As illustrated by Nick Douglas writer for Valleywag and a recent article on Mashable.com written by James Mowery titled Stalking 2.0 have users switched from wanting to remain anonymous to practically being stalked and not giving a hoot about privacy anymore? As most of us know, anonymity on the Internet is a tough thing to come by. Some say it doesn’t even exist. Why is it then, that so many people are using Web 2.0 services that practically broadcast everything they do with their computer system to the web?

It is unnerving to see so many users literally broadcasting much of their personal information to the web. I feel that if this trend of broadcasting ones life to the Internet continues, there will be a sharp increase in the amount of cases that deal with identity theft. Each one of these broadcasting services is a piece of a puzzle, collect enough pieces and you can put together a comprehensive profile on a specific person.
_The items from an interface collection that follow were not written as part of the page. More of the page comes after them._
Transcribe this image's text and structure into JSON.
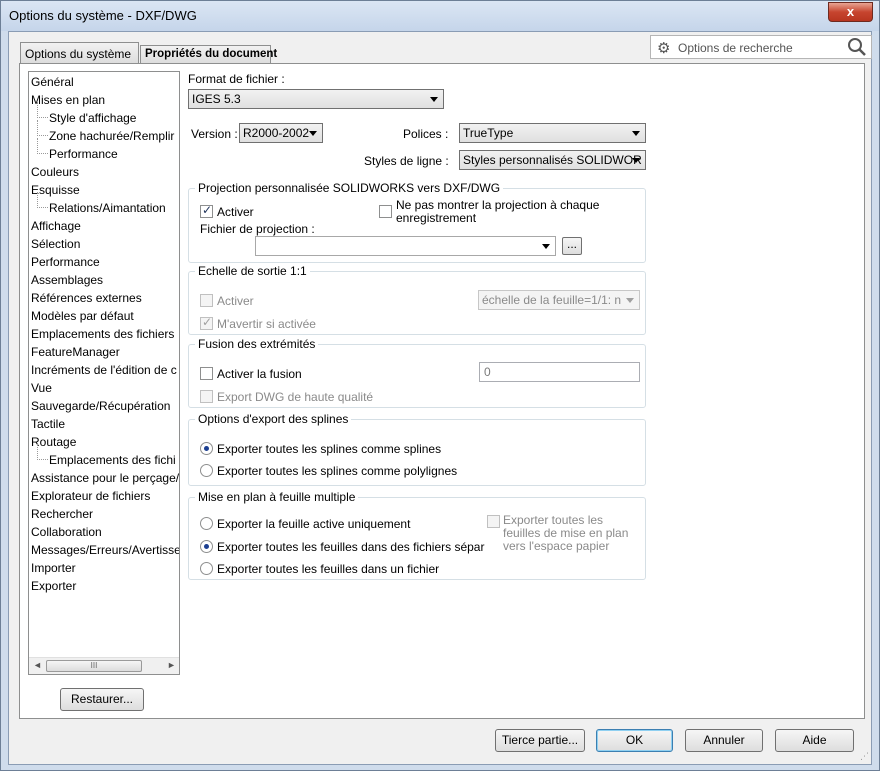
{
  "window": {
    "title": "Options du système - DXF/DWG",
    "close_symbol": "x"
  },
  "tabs": [
    {
      "label": "Options du système",
      "active": true
    },
    {
      "label": "Propriétés du document",
      "active": false
    }
  ],
  "search": {
    "label": "Options de recherche"
  },
  "tree": [
    {
      "label": "Général",
      "child": false
    },
    {
      "label": "Mises en plan",
      "child": false
    },
    {
      "label": "Style d'affichage",
      "child": true
    },
    {
      "label": "Zone hachurée/Remplir",
      "child": true
    },
    {
      "label": "Performance",
      "child": true
    },
    {
      "label": "Couleurs",
      "child": false
    },
    {
      "label": "Esquisse",
      "child": false
    },
    {
      "label": "Relations/Aimantation",
      "child": true
    },
    {
      "label": "Affichage",
      "child": false
    },
    {
      "label": "Sélection",
      "child": false
    },
    {
      "label": "Performance",
      "child": false
    },
    {
      "label": "Assemblages",
      "child": false
    },
    {
      "label": "Références externes",
      "child": false
    },
    {
      "label": "Modèles par défaut",
      "child": false
    },
    {
      "label": "Emplacements des fichiers",
      "child": false
    },
    {
      "label": "FeatureManager",
      "child": false
    },
    {
      "label": "Incréments de l'édition de c",
      "child": false
    },
    {
      "label": "Vue",
      "child": false
    },
    {
      "label": "Sauvegarde/Récupération",
      "child": false
    },
    {
      "label": "Tactile",
      "child": false
    },
    {
      "label": "Routage",
      "child": false
    },
    {
      "label": "Emplacements des fichi",
      "child": true
    },
    {
      "label": "Assistance pour le perçage/",
      "child": false
    },
    {
      "label": "Explorateur de fichiers",
      "child": false
    },
    {
      "label": "Rechercher",
      "child": false
    },
    {
      "label": "Collaboration",
      "child": false
    },
    {
      "label": "Messages/Erreurs/Avertisser",
      "child": false
    },
    {
      "label": "Importer",
      "child": false
    },
    {
      "label": "Exporter",
      "child": false
    }
  ],
  "scroll": {
    "left": "◄",
    "right": "►",
    "grip": "III"
  },
  "restore_button": "Restaurer...",
  "format": {
    "label": "Format de fichier :",
    "value": "IGES 5.3"
  },
  "version": {
    "label": "Version :",
    "value": "R2000-2002"
  },
  "fonts": {
    "label": "Polices :",
    "value": "TrueType"
  },
  "line_styles": {
    "label": "Styles de ligne :",
    "value": "Styles personnalisés SOLIDWOR"
  },
  "projection": {
    "title": "Projection personnalisée SOLIDWORKS vers DXF/DWG",
    "activate": "Activer",
    "no_show_line1": "Ne pas montrer la projection à chaque",
    "no_show_line2": "enregistrement",
    "file_label": "Fichier de projection :",
    "file_value": "",
    "browse": "..."
  },
  "scale": {
    "title": "Echelle de sortie 1:1",
    "activate": "Activer",
    "warn": "M'avertir si activée",
    "combo": "échelle de la feuille=1/1: n"
  },
  "merge": {
    "title": "Fusion des extrémités",
    "activate": "Activer la fusion",
    "value": "0",
    "hq_export": "Export DWG de haute qualité"
  },
  "splines": {
    "title": "Options d'export des splines",
    "opt1": "Exporter toutes les splines comme splines",
    "opt2": "Exporter toutes les splines comme polylignes"
  },
  "multisheet": {
    "title": "Mise en plan à feuille multiple",
    "opt1": "Exporter la feuille active uniquement",
    "opt2": "Exporter toutes les feuilles dans des fichiers sépar",
    "opt3": "Exporter toutes les feuilles dans un fichier",
    "paper_line1": "Exporter toutes les",
    "paper_line2": "feuilles de mise en plan",
    "paper_line3": "vers l'espace papier"
  },
  "footer": {
    "third_party": "Tierce partie...",
    "ok": "OK",
    "cancel": "Annuler",
    "help": "Aide"
  }
}
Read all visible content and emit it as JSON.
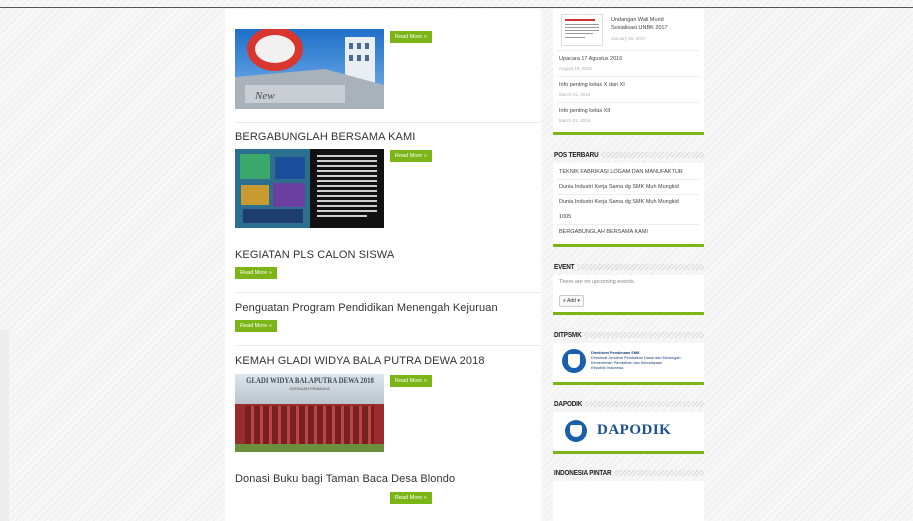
{
  "main": {
    "read_more": "Read More »",
    "posts": [
      {
        "title": ""
      },
      {
        "title": "BERGABUNGLAH BERSAMA KAMI"
      },
      {
        "title": "KEGIATAN PLS CALON SISWA"
      },
      {
        "title": "Penguatan Program Pendidikan Menengah Kejuruan"
      },
      {
        "title": "KEMAH GLADI WIDYA BALA PUTRA DEWA 2018"
      },
      {
        "title": "Donasi Buku bagi Taman Baca Desa Blondo"
      }
    ],
    "kemah_banner": "GLADI WIDYA BALAPUTRA DEWA 2018",
    "kemah_sub": "GERAKAN PRAMUKA"
  },
  "sidebar": {
    "recent": {
      "items": [
        {
          "title": "Undangan Wali Murid",
          "title2": "Sosialisasi UNBK 2017",
          "date": "January 26, 2017"
        },
        {
          "title": "Upacara 17 Agustus 2016",
          "date": "August 18, 2016"
        },
        {
          "title": "Info penting kelas X dan XI",
          "date": "March 21, 2016"
        },
        {
          "title": "Info penting kelas XII",
          "date": "March 21, 2016"
        }
      ]
    },
    "pos_terbaru": {
      "title": "POS TERBARU",
      "items": [
        "TEKNIK FABRIKASI LOGAM DAN MANUFAKTUR",
        "Dunia Industri Kerja Sama dg SMK Muh Mungkid",
        "Dunia Industri Kerja Sama dg SMK Muh Mungkid",
        "1005",
        "BERGABUNGLAH BERSAMA KAMI"
      ]
    },
    "event": {
      "title": "EVENT",
      "empty_text": "There are no upcoming events.",
      "add_button": "Add"
    },
    "ditpsmk": {
      "title": "DITPSMK",
      "line1": "Direktorat Pembinaan SMK",
      "line2": "Direktorat Jenderal Pendidikan Dasar dan Menengah",
      "line3": "Kementerian Pendidikan dan Kebudayaan",
      "line4": "Republik Indonesia"
    },
    "dapodik": {
      "title": "DAPODIK",
      "logo_text": "DAPODIK"
    },
    "indonesia_pintar": {
      "title": "INDONESIA PINTAR"
    }
  },
  "colors": {
    "accent": "#7cb518"
  }
}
One thing is for sure, browsing the web and going through a user’s online presence to compile personal information is a whole lot easier than hacking into a user’s system.

The next time I hear someone complain about Google and how much information they store on their users to accommodate targeted advertising, I am going to remind them that there are folks like Nick Douglas who can likely find the information they need about a particular person within 60 minutes of browsing each social networking site that a user may be apart of. Not every guy is as nice as Nick, and I whole heartedly believe that the social engineering types are gleaming with joy as the information they needed to work so hard to obtain is now given to them on a silver platter.

Who else is concerned about what is going on? Do I and others have nothing to worry about?